Every line in the data below that has the word "name" should be returned.

-- Entries provided follows --

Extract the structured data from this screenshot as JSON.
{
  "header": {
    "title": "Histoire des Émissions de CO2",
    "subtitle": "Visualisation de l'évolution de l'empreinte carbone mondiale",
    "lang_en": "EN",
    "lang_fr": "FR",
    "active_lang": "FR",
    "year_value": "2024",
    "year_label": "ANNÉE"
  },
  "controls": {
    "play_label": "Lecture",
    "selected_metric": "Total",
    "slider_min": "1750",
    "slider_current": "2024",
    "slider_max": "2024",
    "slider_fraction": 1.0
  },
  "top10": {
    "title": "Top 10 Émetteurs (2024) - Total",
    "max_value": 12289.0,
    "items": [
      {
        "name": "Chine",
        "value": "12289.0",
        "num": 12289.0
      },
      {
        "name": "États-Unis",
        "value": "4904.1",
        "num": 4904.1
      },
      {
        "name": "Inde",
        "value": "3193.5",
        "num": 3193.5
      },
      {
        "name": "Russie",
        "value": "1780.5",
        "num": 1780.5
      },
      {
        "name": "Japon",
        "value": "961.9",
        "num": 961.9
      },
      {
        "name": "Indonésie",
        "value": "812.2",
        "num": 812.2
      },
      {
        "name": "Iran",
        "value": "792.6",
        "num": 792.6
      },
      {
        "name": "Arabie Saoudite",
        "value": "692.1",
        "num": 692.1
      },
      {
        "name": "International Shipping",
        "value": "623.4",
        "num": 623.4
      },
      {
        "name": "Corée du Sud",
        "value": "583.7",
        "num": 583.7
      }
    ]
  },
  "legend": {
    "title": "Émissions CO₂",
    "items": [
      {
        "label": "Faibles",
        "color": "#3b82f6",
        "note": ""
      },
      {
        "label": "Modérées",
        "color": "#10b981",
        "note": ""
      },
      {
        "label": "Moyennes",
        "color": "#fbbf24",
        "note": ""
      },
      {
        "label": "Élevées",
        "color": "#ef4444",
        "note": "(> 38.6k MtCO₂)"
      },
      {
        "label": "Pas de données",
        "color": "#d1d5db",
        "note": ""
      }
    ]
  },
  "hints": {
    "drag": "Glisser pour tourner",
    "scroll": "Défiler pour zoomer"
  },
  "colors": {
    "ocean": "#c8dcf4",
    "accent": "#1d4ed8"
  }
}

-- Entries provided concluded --

# Response to this exercise
        "name": "Chine",
        "name": "États-Unis",
        "name": "Inde",
        "name": "Russie",
        "name": "Japon",
        "name": "Indonésie",
        "name": "Iran",
        "name": "Arabie Saoudite",
        "name": "International Shipping",
        "name": "Corée du Sud",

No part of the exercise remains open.